Ironman 70.3 Indian Wells La Quinta
First-timers and PR-seekers will both appreciate the “easy” potential of this half-Ironman near Palm Springs, California. The event launched in 2018 and has only happened twice, but so far there’s been a 70/30 male-female split and average finish time of around six hours, so beginners should feel right at home. The race kicks off with a rolling beach start into the protected reservoir of Lake Cahuilla. Expect flat desert roads with long straightaways and 180-degree turnarounds on the bike course. The spectator-friendly, two-loop run goes from the Wells Tennis Gardens to the Indian Wells Golf Resort, where some short, steep pitches amount to 420 feet of total elevation. As of press time, Ironman 70.3 Indian Wells La Quinta will happen next on December 5, 2021.
Ironman 70.3 Dubai
You could tell at the inaugural version of this event in 2016—when Jan Frodeno finished in 3:34 and Daniela Ryf in 4:01—that it was destined to be one of the fastest on the 70.3 circuit. The field is typically 80/20 male to female, but average finish times are around 5:45. A new one-loop swim course in the Arabian Gulf was announced in 2020, keeping the start and finish near the transition. The bike course, which Ironman’s website says “is considered one of the fastest courses in the world if winds don’t come into play,” only entails 720 feet of elevation gain. The 1.5-loop run, which includes just 100 feet of elevation, goes along the water—and don’t worry, one of the easiest 70.3 events is also promised to be packed with spectators to watch you fly.
Ironman 70.3 Galveston
This early-season race can serve as a cobweb-dusting or record-breaking opportunity on one of the easiest 70.3 courses in the South Central U.S.—depending on what your winter training looked like. Ironman calls the Texas event a “PR chaser’s dream course” thanks to these elements: It starts with a protected, saltwater swim in the Bay at Moody Gardens, moves on to a pancake-flat, out-and-back course along the Gulf Coast of Texas, and wraps ups with a three-loop run around Galveston that boasts a whopping 56 feet of elevation.
Ironman 70.3 Augusta
If some swim assistance is key to your PR, this Georgia course might be a good choice. Promoted as “America’s Fastest Swim,” a current makes for a speedy downriver 1.2 miles. The single-loop bike course, which includes 1761 feet of elevation gain, features some long climbs and technical, fast descents that break up long stretches in the aerobars—a good option for someone with a cycling background (but not a swimming one). You’ll get to know downtown well during the two-loop run course that traverses Augusta’s city streets.
Ironman 70.3 Sunshine Coast
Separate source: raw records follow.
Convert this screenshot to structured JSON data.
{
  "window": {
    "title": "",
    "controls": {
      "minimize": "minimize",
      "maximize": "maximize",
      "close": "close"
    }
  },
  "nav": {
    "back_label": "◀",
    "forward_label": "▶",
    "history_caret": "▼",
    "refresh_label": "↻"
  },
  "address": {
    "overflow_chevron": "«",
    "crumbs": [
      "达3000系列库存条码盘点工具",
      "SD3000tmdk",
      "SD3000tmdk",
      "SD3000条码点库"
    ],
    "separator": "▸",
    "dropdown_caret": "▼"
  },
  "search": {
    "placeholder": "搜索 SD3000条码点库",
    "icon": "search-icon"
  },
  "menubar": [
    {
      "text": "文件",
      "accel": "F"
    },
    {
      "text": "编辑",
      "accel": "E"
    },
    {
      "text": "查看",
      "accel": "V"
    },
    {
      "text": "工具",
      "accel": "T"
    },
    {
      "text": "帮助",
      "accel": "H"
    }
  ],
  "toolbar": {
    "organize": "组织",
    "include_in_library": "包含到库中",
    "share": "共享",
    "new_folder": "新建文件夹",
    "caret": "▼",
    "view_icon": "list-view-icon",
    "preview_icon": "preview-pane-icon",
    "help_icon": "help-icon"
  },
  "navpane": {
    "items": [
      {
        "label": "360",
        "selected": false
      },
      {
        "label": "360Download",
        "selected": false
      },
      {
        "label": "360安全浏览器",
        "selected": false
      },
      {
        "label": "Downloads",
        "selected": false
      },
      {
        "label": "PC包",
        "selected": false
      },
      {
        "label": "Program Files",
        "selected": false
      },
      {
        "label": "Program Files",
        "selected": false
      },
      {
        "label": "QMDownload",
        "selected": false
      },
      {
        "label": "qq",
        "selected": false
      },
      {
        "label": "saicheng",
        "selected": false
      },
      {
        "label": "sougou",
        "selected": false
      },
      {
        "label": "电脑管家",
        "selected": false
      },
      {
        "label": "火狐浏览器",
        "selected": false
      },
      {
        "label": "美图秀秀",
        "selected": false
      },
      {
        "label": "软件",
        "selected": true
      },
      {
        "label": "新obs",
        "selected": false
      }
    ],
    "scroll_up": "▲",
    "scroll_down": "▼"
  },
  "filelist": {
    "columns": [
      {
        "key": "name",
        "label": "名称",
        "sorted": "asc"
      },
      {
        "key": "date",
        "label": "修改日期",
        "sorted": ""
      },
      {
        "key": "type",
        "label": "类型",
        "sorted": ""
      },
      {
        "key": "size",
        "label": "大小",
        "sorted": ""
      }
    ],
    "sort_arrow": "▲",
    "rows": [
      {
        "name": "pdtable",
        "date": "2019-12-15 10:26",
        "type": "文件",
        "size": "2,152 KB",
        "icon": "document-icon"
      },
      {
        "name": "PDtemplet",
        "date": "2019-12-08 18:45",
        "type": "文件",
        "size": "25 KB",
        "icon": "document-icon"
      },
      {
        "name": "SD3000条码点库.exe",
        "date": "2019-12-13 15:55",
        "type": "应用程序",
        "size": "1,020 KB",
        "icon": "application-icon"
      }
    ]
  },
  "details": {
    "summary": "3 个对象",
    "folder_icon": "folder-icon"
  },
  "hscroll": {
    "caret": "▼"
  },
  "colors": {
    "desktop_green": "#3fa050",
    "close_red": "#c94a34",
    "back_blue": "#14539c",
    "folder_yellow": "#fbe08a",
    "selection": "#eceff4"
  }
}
Appropriately named for both the Australian region it’s in and the event itself, this 70.3 races up and down the sunny coastline of Mooloolaba. Since 2013, the top 10 men have finished under (or right at) 4 hours, and overall finish times average around 5:30. Could part of that equation be that historically strong Australians dominate the start list? Perhaps. But the course itself—which was the host of the Ironman 70.3 World Championship in 2016—puts out a lot of fast results. The straightforward rectangular swim course is partially sheltered but does have the potential to be either choppy or glassy. There are a few spikes in the elevation chart on the bike, which represent a set of short, steep hills that add up to about 2700 feet of elevation. The two-loop half marathon is also not flat, as you’d discover when cresting the scenic Alexandra Headland Hill, but the majority runs along the boardwalk with the ocean at your side.